XRP’s Long-Standing Lawsuit Is Based on Defective Logic, Ripple Says

Ripple Slapped With Yet Another Lawsuit For Violating Securities Law With Its XRP Sales

Ripple’s legal team says that there is no enough evidence to show that Ripple’s CEO Brad Garlinghouse committed fraud and misled XRP investors in 2018.

The ongoing class-action lawsuit was filed in May 2018 against Garlinghouse and some other involved parties, accusing him and Ripple Labs of failing to register XRP with the US SEC as required by the law in the issuance of a security token.

Instead, Garlinghouse is alleged to have employed misleading tactics to defraud investors which led to massive inflation of XRP’s price, and later cost investors millions of dollars in losses.

The lead Plaintiff Bradley Sostack and others allegedly lost their investments worth when XRP’s value deflated.

However, Ripple claims that Sostack has been unable to prove beyond a reasonable doubt that Garlinghouse’s statements were misleading and therefore his allegations are based purely on “unsupported leaps of logic.”


Ripple Moves to Dismiss Amended Complaint

On December 14, 2017, this is what Brad Garlinghouse said in an interview,  which led to a rise in investments as FOMO moved in and people rushed to buy XRP.

“I’m very very long  XRP”. @Ripple CEO @bgarlinghouse on his own investment in the cryptocurrency.”

This statement, according to Ripple’s lawyers, is inadequate evidence to show he purposely misled investors.

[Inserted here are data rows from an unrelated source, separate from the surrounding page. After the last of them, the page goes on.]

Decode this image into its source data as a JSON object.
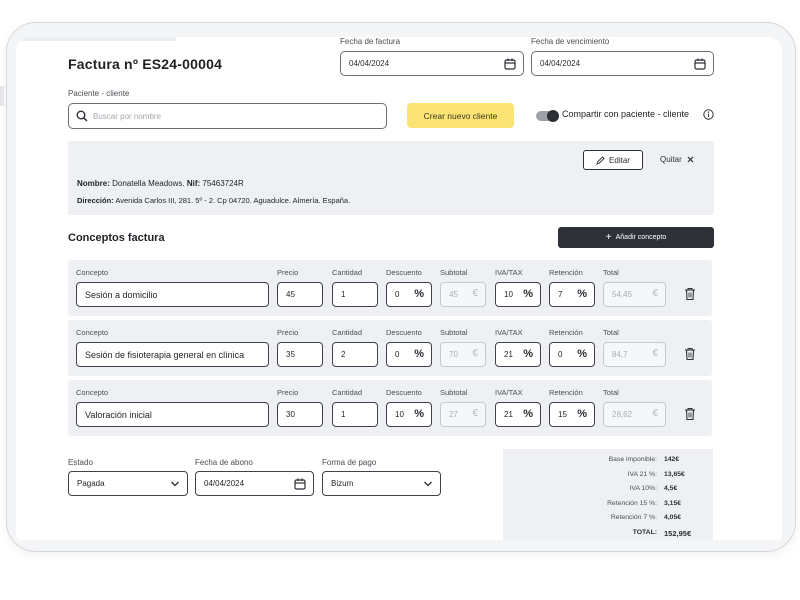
{
  "invoice": {
    "title": "Factura nº ES24-00004",
    "fecha_factura_label": "Fecha de factura",
    "fecha_factura": "04/04/2024",
    "fecha_vencimiento_label": "Fecha de vencimiento",
    "fecha_vencimiento": "04/04/2024"
  },
  "client": {
    "label": "Paciente - cliente",
    "search_placeholder": "Buscar por nombre",
    "create_button": "Crear nuevo cliente",
    "share_label": "Compartir con paciente - cliente",
    "share_enabled": true,
    "edit_button": "Editar",
    "remove_button": "Quitar",
    "nombre_key": "Nombre:",
    "nombre_value": "Donatella Meadows.",
    "nif_key": "Nif:",
    "nif_value": "75463724R",
    "direccion_key": "Dirección:",
    "direccion_value": "Avenida Carlos III, 281. 5º - 2. Cp 04720. Aguadulce. Almería. España."
  },
  "concepts": {
    "title": "Conceptos factura",
    "add_button": "Añadir concepto",
    "headers": {
      "concepto": "Concepto",
      "precio": "Precio",
      "cantidad": "Cantidad",
      "descuento": "Descuento",
      "subtotal": "Subtotal",
      "iva": "IVA/TAX",
      "retencion": "Retención",
      "total": "Total"
    },
    "rows": [
      {
        "concepto": "Sesión a domicilio",
        "precio": "45",
        "cantidad": "1",
        "descuento": "0",
        "subtotal": "45",
        "iva": "10",
        "retencion": "7",
        "total": "54,45"
      },
      {
        "concepto": "Sesión de fisioterapia general en clínica",
        "precio": "35",
        "cantidad": "2",
        "descuento": "0",
        "subtotal": "70",
        "iva": "21",
        "retencion": "0",
        "total": "84,7"
      },
      {
        "concepto": "Valoración inicial",
        "precio": "30",
        "cantidad": "1",
        "descuento": "10",
        "subtotal": "27",
        "iva": "21",
        "retencion": "15",
        "total": "28,62"
      }
    ],
    "percent_symbol": "%",
    "euro_symbol": "€"
  },
  "payment": {
    "estado_label": "Estado",
    "estado_value": "Pagada",
    "fecha_abono_label": "Fecha de abono",
    "fecha_abono_value": "04/04/2024",
    "forma_pago_label": "Forma de pago",
    "forma_pago_value": "Bizum"
  },
  "summary": [
    {
      "label": "Base imponible:",
      "value": "142€"
    },
    {
      "label": "IVA 21 %:",
      "value": "13,65€"
    },
    {
      "label": "IVA 10%:",
      "value": "4,5€"
    },
    {
      "label": "Retención 15 %:",
      "value": "3,15€"
    },
    {
      "label": "Retención 7 %:",
      "value": "4,05€"
    },
    {
      "label": "TOTAL:",
      "value": "152,95€"
    }
  ],
  "colors": {
    "accent_yellow": "#fbe473",
    "dark_button": "#2e3138",
    "panel": "#eef0f3"
  }
}
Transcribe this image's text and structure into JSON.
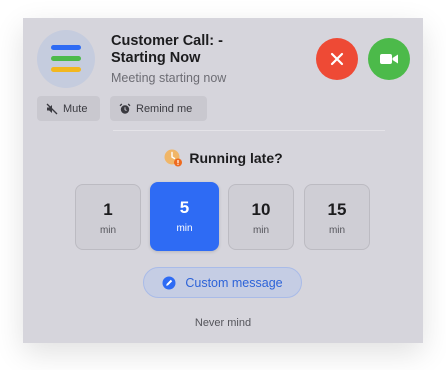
{
  "meeting": {
    "title": "Customer Call: - Starting Now",
    "status": "Meeting starting now",
    "app_icon": "stacked-bars-icon",
    "app_icon_colors": [
      "#2e6bf4",
      "#4cba4a",
      "#f2b71f"
    ]
  },
  "actions": {
    "decline_icon": "close-icon",
    "decline_color": "#ee4a35",
    "join_icon": "video-camera-icon",
    "join_color": "#4cba4a",
    "mute_label": "Mute",
    "mute_icon": "speaker-muted-icon",
    "remind_label": "Remind me",
    "remind_icon": "alarm-clock-icon"
  },
  "running_late": {
    "label": "Running late?",
    "icon": "clock-alert-icon",
    "options": [
      {
        "value": "1",
        "unit": "min",
        "selected": false
      },
      {
        "value": "5",
        "unit": "min",
        "selected": true
      },
      {
        "value": "10",
        "unit": "min",
        "selected": false
      },
      {
        "value": "15",
        "unit": "min",
        "selected": false
      }
    ],
    "selected_color": "#2e6bf4",
    "custom_message_label": "Custom message",
    "custom_message_icon": "compose-icon",
    "dismiss_label": "Never mind"
  }
}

According to the document filed at the Northern California District, Ripple is now moving to dismiss the amended complaint.

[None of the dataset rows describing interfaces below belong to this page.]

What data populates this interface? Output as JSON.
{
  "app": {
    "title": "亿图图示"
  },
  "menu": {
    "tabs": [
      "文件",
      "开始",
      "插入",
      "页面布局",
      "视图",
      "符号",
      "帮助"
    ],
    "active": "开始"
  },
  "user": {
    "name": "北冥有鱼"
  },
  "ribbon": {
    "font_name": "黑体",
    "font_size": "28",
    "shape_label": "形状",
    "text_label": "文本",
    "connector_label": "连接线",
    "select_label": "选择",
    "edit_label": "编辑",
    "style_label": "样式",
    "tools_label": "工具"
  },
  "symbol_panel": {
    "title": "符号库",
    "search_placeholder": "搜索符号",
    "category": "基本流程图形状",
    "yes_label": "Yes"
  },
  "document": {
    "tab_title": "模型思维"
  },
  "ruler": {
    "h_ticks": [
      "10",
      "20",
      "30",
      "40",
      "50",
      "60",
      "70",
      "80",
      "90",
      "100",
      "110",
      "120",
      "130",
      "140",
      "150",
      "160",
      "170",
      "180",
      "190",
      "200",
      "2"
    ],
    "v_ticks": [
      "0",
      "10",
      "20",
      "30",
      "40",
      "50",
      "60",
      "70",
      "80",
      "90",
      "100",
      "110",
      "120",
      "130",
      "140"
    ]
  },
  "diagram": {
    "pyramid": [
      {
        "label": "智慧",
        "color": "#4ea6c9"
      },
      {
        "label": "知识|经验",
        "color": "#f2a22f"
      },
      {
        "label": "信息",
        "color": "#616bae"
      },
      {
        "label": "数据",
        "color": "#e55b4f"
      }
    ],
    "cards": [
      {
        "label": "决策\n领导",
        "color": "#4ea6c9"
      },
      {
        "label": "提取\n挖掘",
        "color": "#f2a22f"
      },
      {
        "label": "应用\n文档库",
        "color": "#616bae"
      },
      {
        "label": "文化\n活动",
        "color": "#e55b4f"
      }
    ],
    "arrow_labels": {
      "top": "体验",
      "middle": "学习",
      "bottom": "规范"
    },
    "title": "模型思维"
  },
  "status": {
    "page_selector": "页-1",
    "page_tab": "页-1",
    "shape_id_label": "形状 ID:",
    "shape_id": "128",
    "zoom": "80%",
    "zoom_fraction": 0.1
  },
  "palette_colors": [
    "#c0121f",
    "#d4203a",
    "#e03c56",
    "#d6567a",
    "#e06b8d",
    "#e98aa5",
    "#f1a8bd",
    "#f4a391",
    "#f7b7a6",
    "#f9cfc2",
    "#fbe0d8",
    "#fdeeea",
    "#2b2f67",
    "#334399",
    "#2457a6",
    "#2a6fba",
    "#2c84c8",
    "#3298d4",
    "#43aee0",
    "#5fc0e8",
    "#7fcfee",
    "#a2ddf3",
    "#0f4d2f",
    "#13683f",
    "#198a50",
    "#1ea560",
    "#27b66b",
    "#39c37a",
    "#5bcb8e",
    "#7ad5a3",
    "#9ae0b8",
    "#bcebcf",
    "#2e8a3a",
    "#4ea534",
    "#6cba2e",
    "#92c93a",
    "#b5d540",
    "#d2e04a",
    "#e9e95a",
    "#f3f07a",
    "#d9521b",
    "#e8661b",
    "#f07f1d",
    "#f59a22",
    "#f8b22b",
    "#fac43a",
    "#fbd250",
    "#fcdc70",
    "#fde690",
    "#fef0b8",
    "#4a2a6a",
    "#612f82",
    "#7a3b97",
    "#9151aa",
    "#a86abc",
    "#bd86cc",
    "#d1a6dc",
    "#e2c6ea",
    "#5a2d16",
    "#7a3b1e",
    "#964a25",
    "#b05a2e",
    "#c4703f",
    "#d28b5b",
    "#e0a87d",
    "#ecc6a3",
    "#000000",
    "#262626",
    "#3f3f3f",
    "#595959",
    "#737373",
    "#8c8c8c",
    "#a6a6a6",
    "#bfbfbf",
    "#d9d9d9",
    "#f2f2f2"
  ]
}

“In short, plaintiff fails to offer the factual allegations needed to show that Ripple’s and Mr. Garlinghouse’s statements were false when made. Instead Plaintiff invites the court to ignore the requirements of Rule 9(b) and make unsupported leaps of logic base on facts that Plaintiff never alleged in the FAC.” The Court should refuse Plaintiff’s invitation.”

Earlier in June, Ripple had also filed to dismiss the lawsuit in part asking the court to completely disregard the accusations.

“Plaintiff has not alleged that any part of Mr. Garlinghouse’s statements to BNN is false or misleading.”

However, Sostack filed an opposition to the June dismissal motion by saying that his lawsuit was sufficient, stating that Ripple and Garlinghouse had made not only one but over a dozen false or misleading statements.

The dismissive move that Ripple is pulling on the defendant is similar to how Youtube responded to Ripple’s lack of accountability lawsuit.  As ZyCrypto reported, Youtube urged the court to dismiss Ripple claims that Youtube is complacent in scammers’ activity on its platform.